Required action: Below is a listing to write out in full, exactly as given, without its pictures.
-------- Data shown --------
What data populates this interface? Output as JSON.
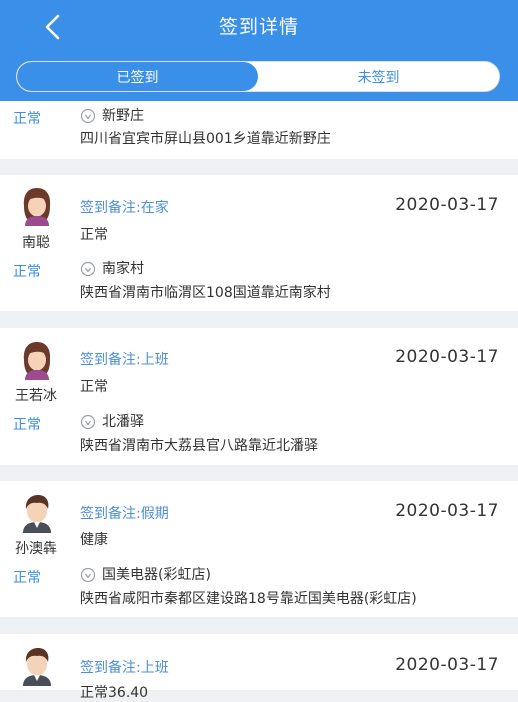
{
  "header": {
    "title": "签到详情",
    "back_icon": "chevron-left-icon"
  },
  "tabs": [
    {
      "label": "已签到",
      "active": true
    },
    {
      "label": "未签到",
      "active": false
    }
  ],
  "records": [
    {
      "status": "正常",
      "place": "新野庄",
      "address": "四川省宜宾市屏山县001乡道靠近新野庄"
    },
    {
      "name": "南聪",
      "avatar": "female-avatar",
      "remark": "签到备注:在家",
      "date": "2020-03-17",
      "health": "正常",
      "status": "正常",
      "place": "南家村",
      "address": "陕西省渭南市临渭区108国道靠近南家村"
    },
    {
      "name": "王若冰",
      "avatar": "female-avatar",
      "remark": "签到备注:上班",
      "date": "2020-03-17",
      "health": "正常",
      "status": "正常",
      "place": "北潘驿",
      "address": "陕西省渭南市大荔县官八路靠近北潘驿"
    },
    {
      "name": "孙澳犇",
      "avatar": "male-avatar",
      "remark": "签到备注:假期",
      "date": "2020-03-17",
      "health": "健康",
      "status": "正常",
      "place": "国美电器(彩虹店)",
      "address": "陕西省咸阳市秦都区建设路18号靠近国美电器(彩虹店)"
    },
    {
      "avatar": "male-avatar",
      "remark": "签到备注:上班",
      "date": "2020-03-17",
      "health": "正常36.40"
    }
  ],
  "colors": {
    "primary": "#3a8fe8",
    "remark_text": "#4b8fd9",
    "background": "#eef0f3"
  }
}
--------
Task result:
What data populates this interface? Output as JSON.
{
  "header": {
    "title": "签到详情",
    "back_icon": "chevron-left-icon"
  },
  "tabs": [
    {
      "label": "已签到",
      "active": true
    },
    {
      "label": "未签到",
      "active": false
    }
  ],
  "records": [
    {
      "status": "正常",
      "place": "新野庄",
      "address": "四川省宜宾市屏山县001乡道靠近新野庄"
    },
    {
      "name": "南聪",
      "avatar": "female-avatar",
      "remark": "签到备注:在家",
      "date": "2020-03-17",
      "health": "正常",
      "status": "正常",
      "place": "南家村",
      "address": "陕西省渭南市临渭区108国道靠近南家村"
    },
    {
      "name": "王若冰",
      "avatar": "female-avatar",
      "remark": "签到备注:上班",
      "date": "2020-03-17",
      "health": "正常",
      "status": "正常",
      "place": "北潘驿",
      "address": "陕西省渭南市大荔县官八路靠近北潘驿"
    },
    {
      "name": "孙澳犇",
      "avatar": "male-avatar",
      "remark": "签到备注:假期",
      "date": "2020-03-17",
      "health": "健康",
      "status": "正常",
      "place": "国美电器(彩虹店)",
      "address": "陕西省咸阳市秦都区建设路18号靠近国美电器(彩虹店)"
    },
    {
      "avatar": "male-avatar",
      "remark": "签到备注:上班",
      "date": "2020-03-17",
      "health": "正常36.40"
    }
  ],
  "colors": {
    "primary": "#3a8fe8",
    "remark_text": "#4b8fd9",
    "background": "#eef0f3"
  }
}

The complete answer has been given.